ABOUT THIS EXERCISE: Count the lines in the entries that contain "JSON". Say the number and nothing more.

SUPPLIED ENTRIES:
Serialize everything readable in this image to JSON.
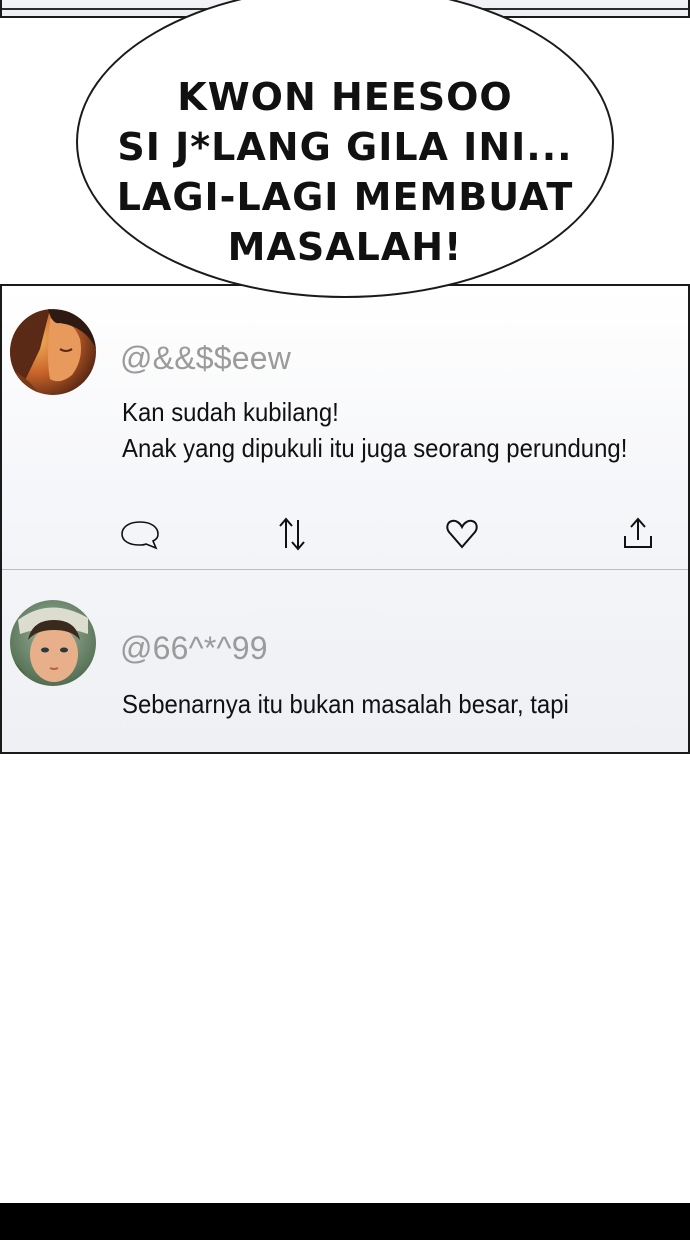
{
  "speech_bubble": {
    "lines": [
      "KWON HEESOO",
      "SI J*LANG GILA INI...",
      "LAGI-LAGI MEMBUAT",
      "MASALAH!"
    ]
  },
  "posts": [
    {
      "handle": "@&&$$eew",
      "lines": [
        "Kan sudah kubilang!",
        "Anak yang dipukuli itu juga seorang perundung!"
      ],
      "actions": [
        "comment-icon",
        "repost-icon",
        "like-icon",
        "share-icon"
      ]
    },
    {
      "handle": "@66^*^99",
      "lines": [
        "Sebenarnya itu bukan masalah besar, tapi"
      ]
    }
  ]
}
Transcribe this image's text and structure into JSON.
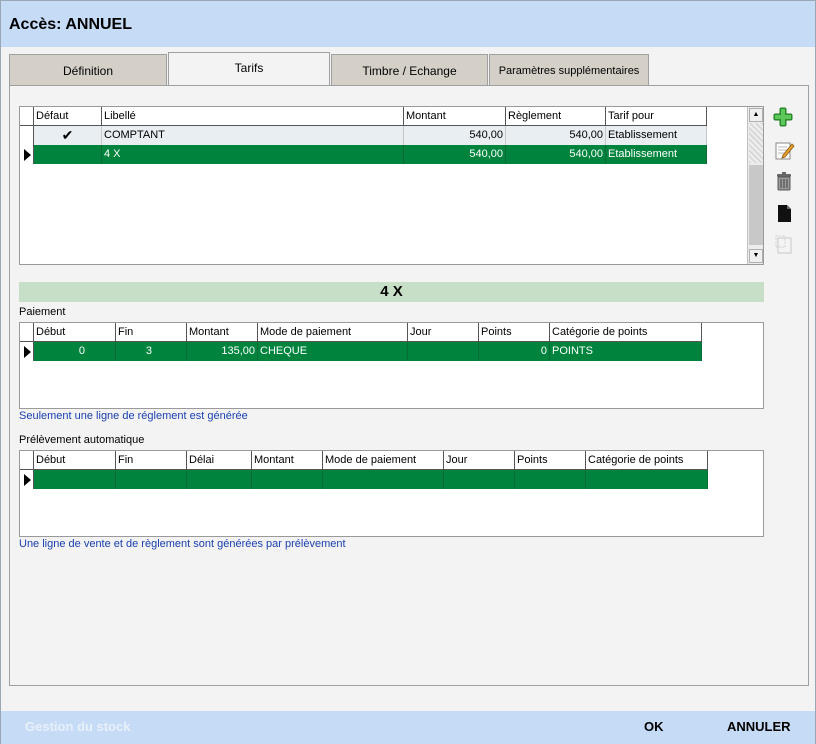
{
  "window": {
    "title": "Accès: ANNUEL"
  },
  "tabs": [
    {
      "label": "Définition"
    },
    {
      "label": "Tarifs"
    },
    {
      "label": "Timbre / Echange"
    },
    {
      "label": "Paramètres supplémentaires"
    }
  ],
  "tarifs": {
    "columns": [
      "Défaut",
      "Libellé",
      "Montant",
      "Règlement",
      "Tarif pour"
    ],
    "rows": [
      {
        "defaut": "✔",
        "libelle": "COMPTANT",
        "montant": "540,00",
        "reglement": "540,00",
        "tarif_pour": "Etablissement"
      },
      {
        "defaut": "",
        "libelle": "4 X",
        "montant": "540,00",
        "reglement": "540,00",
        "tarif_pour": "Etablissement"
      }
    ]
  },
  "actions": {
    "add": "add-icon",
    "edit": "edit-icon",
    "delete": "trash-icon",
    "copy": "copy-icon",
    "paste": "paste-icon"
  },
  "selected_banner": "4 X",
  "paiement": {
    "label": "Paiement",
    "columns": [
      "Début",
      "Fin",
      "Montant",
      "Mode de paiement",
      "Jour",
      "Points",
      "Catégorie de points"
    ],
    "rows": [
      {
        "debut": "0",
        "fin": "3",
        "montant": "135,00",
        "mode": "CHEQUE",
        "jour": "",
        "points": "0",
        "categorie": "POINTS"
      }
    ],
    "info": "Seulement une ligne de réglement est générée"
  },
  "prelevement": {
    "label": "Prélèvement automatique",
    "columns": [
      "Début",
      "Fin",
      "Délai",
      "Montant",
      "Mode de paiement",
      "Jour",
      "Points",
      "Catégorie de points"
    ],
    "info": "Une ligne de vente et de règlement sont générées par prélèvement"
  },
  "footer": {
    "stock": "Gestion du stock",
    "ok": "OK",
    "cancel": "ANNULER"
  },
  "colors": {
    "selection": "#00843d",
    "banner": "#c6dfc6",
    "titlebar": "#c5dbf6",
    "info_text": "#1a3fb0"
  }
}
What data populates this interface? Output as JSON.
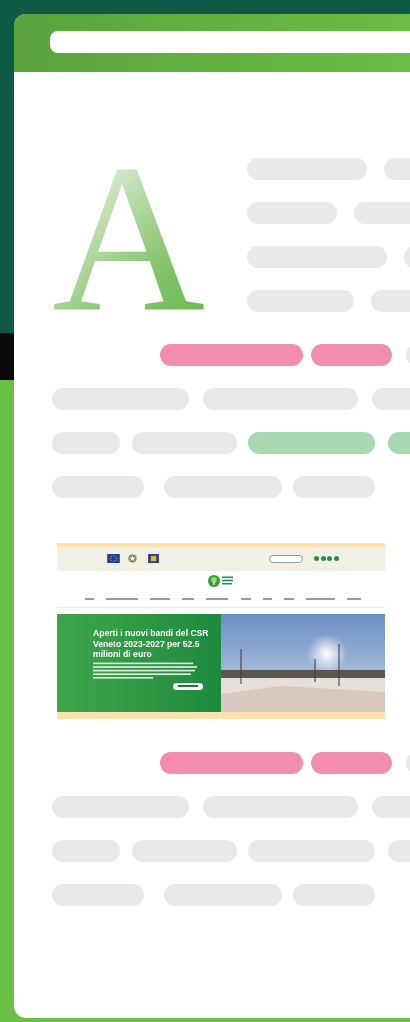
{
  "drop_cap": "A",
  "site": {
    "hero": {
      "title": "Aperti i nuovi bandi del CSR Veneto 2023-2027 per 52.5 milioni di euro"
    }
  }
}
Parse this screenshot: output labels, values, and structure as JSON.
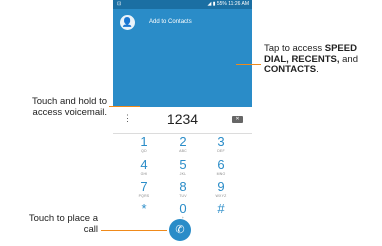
{
  "status_bar": {
    "left": "⊡",
    "battery": "55%",
    "time": "11:26 AM"
  },
  "app_bar": {
    "add_contacts_label": "Add to Contacts",
    "avatar_icon": "person-add-icon"
  },
  "dialpad": {
    "number": "1234",
    "keys": [
      {
        "digit": "1",
        "letters": "QD"
      },
      {
        "digit": "2",
        "letters": "ABC"
      },
      {
        "digit": "3",
        "letters": "DEF"
      },
      {
        "digit": "4",
        "letters": "GHI"
      },
      {
        "digit": "5",
        "letters": "JKL"
      },
      {
        "digit": "6",
        "letters": "MNO"
      },
      {
        "digit": "7",
        "letters": "PQRS"
      },
      {
        "digit": "8",
        "letters": "TUV"
      },
      {
        "digit": "9",
        "letters": "WXYZ"
      },
      {
        "digit": "*",
        "letters": ""
      },
      {
        "digit": "0",
        "letters": "+"
      },
      {
        "digit": "#",
        "letters": ""
      }
    ]
  },
  "callouts": {
    "speed_dial_prefix": "Tap to access ",
    "speed_dial_bold": "SPEED DIAL, RECENTS,",
    "speed_dial_mid": " and ",
    "speed_dial_bold2": "CONTACTS",
    "speed_dial_suffix": ".",
    "voicemail": "Touch and hold to access voicemail.",
    "call": "Touch to place a call"
  },
  "colors": {
    "primary": "#2a8cc8",
    "status_bar": "#1b6fa3",
    "callout_line": "#f08a1a"
  }
}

ANSWER TO THIS EXERCISE: 4